What is a Santa Claus Rally?

The Santa Claus Rally is a surge at the end of the last quarter of the year, typically seen as a rise in the price of stocks between Thanksgiving and New Year’s Day. There are several causes for the Santa Claus Rally, including tax considerations, excitement and buzz around Wall Street, people investing sidelined money and – in this year’s case – administration changes. Many companies and traders tend to prepare their end-of-year performance and execute additional trades in an effort to inflate their earnings and diversify their portfolios.

The Man in the Red Necktie

The 2016 Santa Claus Rally, in combination with the election, has already helped launch the Dow Jones to a record high. The sleigh of this year’s Santa Claus Rally is helmed by no other than Donald Trump. Big business is optimistic, and investors and traders alike hold high expectations for the Trump administration’s pro-business policies.

Santa Claus Only Comes Once a Year

Typically, investors sell losing stocks in December to take advantage of Capital Losses on their upcoming tax filing, which can cut Santa’s fun short. While the Santa Claus Rally may only come once a year, many other rallies occur throughout the year. One such rally may come as soon as January when investors that have been sitting on their hands jump into the market with their new money from bonuses, investments and post-raise paychecks.

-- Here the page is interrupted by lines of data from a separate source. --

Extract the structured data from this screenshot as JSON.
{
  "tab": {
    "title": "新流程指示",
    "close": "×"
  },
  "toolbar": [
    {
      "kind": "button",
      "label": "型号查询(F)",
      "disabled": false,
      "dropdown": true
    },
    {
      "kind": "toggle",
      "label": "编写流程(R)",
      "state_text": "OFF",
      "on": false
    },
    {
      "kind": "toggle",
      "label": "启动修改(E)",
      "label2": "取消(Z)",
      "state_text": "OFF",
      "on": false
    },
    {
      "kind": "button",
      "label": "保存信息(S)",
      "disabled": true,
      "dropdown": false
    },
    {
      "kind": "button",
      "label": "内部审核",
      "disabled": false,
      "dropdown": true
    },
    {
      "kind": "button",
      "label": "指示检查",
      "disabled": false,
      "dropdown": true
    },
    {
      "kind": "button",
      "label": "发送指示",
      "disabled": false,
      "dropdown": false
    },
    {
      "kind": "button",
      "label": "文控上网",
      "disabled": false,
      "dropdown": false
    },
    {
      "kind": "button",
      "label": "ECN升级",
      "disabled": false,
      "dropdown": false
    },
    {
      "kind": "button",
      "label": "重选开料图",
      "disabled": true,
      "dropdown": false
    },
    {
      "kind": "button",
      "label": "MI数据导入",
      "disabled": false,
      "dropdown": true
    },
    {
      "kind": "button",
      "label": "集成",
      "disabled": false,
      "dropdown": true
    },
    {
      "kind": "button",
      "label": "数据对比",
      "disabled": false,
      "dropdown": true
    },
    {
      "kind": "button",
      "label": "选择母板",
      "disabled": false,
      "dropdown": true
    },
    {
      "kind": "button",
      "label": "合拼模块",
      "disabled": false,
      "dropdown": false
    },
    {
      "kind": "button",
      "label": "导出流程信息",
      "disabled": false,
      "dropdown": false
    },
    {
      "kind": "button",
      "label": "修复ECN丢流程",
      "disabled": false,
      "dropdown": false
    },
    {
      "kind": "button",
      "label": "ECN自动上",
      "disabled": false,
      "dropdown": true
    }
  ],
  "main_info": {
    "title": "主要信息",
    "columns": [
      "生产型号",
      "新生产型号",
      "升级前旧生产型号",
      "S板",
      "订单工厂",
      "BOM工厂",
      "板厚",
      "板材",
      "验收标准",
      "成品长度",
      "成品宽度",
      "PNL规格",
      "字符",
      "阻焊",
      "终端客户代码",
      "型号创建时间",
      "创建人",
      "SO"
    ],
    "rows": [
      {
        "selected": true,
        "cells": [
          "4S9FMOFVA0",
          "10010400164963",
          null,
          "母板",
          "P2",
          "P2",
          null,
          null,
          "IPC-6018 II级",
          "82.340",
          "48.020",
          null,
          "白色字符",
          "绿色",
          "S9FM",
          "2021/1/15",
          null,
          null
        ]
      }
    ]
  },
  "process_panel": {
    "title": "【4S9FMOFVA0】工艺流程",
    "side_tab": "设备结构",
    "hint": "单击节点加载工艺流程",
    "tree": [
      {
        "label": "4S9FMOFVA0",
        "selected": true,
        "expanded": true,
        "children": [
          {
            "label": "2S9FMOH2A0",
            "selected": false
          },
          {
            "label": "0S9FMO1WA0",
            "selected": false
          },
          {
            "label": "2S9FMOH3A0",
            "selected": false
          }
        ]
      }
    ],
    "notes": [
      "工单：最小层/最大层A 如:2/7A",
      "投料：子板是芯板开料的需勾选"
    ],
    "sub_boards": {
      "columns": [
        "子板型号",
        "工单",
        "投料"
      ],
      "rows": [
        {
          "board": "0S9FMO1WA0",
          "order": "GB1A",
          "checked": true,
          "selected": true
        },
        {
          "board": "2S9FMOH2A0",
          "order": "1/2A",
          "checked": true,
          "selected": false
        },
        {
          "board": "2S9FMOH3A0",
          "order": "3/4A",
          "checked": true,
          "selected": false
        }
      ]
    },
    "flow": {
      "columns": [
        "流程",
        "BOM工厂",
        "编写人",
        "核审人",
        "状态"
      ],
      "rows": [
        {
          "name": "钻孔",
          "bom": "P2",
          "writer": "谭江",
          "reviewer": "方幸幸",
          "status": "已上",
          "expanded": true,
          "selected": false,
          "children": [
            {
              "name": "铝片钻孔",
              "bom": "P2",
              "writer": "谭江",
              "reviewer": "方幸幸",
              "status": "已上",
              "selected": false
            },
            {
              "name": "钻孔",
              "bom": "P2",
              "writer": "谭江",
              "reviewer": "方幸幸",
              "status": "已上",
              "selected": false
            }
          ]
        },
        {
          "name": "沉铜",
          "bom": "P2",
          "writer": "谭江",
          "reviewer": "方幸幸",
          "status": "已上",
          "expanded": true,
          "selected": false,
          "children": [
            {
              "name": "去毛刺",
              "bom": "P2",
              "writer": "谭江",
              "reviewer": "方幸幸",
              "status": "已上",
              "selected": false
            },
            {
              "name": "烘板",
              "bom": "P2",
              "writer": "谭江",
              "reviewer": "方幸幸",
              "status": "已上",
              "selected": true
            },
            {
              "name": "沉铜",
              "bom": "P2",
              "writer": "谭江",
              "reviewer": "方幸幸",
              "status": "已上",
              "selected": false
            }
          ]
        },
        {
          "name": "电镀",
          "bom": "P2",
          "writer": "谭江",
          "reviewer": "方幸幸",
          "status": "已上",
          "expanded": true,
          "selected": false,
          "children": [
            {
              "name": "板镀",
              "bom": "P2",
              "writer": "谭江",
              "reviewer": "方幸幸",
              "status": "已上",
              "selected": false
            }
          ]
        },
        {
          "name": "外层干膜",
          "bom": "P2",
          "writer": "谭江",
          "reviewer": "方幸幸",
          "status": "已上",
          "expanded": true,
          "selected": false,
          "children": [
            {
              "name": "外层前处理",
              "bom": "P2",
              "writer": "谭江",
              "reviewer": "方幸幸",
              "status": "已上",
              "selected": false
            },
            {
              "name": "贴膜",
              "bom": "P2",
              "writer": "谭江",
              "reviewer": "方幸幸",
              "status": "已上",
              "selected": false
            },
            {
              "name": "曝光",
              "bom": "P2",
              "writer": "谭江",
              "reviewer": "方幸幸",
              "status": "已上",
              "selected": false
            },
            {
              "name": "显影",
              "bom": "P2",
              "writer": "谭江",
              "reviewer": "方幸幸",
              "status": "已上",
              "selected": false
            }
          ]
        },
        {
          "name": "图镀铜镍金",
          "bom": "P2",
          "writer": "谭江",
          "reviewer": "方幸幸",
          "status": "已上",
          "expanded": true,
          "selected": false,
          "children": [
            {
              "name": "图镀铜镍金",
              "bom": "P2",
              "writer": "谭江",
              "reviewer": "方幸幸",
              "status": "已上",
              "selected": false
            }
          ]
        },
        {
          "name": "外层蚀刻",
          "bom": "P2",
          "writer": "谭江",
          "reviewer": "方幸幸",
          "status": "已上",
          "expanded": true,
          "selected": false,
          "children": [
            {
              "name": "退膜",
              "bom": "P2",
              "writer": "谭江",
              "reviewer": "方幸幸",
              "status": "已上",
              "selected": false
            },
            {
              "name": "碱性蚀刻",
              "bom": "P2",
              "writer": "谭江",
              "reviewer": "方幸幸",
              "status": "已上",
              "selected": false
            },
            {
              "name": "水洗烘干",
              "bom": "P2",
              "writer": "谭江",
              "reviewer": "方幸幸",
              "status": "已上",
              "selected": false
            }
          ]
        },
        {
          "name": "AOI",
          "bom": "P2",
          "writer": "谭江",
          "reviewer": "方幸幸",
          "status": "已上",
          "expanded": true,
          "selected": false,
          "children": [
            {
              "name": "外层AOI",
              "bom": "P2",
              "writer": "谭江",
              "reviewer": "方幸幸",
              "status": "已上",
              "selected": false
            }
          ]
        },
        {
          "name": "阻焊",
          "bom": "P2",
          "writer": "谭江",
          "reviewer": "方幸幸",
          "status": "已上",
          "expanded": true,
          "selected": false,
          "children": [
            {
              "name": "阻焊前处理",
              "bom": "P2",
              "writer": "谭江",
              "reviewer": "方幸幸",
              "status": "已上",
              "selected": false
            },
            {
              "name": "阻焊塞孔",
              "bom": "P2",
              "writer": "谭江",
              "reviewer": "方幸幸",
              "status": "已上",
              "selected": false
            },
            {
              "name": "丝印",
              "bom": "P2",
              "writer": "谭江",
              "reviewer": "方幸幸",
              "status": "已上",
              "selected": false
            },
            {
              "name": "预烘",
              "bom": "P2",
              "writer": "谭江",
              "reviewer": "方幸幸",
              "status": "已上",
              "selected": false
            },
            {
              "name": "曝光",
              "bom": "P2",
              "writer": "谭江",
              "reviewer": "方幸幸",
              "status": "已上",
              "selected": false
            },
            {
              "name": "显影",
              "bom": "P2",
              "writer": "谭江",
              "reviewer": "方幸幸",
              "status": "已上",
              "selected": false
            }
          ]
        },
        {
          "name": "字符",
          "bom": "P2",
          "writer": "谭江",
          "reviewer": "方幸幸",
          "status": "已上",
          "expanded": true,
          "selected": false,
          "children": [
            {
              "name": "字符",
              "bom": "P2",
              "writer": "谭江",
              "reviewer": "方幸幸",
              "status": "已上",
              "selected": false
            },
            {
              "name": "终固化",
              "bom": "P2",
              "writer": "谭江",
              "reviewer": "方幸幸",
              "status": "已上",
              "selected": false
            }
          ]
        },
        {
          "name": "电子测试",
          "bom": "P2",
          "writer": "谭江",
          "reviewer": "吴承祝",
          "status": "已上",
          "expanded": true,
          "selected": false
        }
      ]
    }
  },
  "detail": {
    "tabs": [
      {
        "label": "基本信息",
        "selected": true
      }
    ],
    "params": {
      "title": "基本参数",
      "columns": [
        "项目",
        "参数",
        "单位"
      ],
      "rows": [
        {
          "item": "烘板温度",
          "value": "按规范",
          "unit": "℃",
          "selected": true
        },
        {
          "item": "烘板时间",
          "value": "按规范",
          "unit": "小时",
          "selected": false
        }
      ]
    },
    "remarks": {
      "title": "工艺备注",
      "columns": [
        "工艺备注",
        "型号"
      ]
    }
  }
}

Many analysts believe the post-election boom will only compound and accelerate the Santa Claus Rally. Either way, with all the excitement around the positive year-end, the investing markets appear to be poised for a jolly holiday season.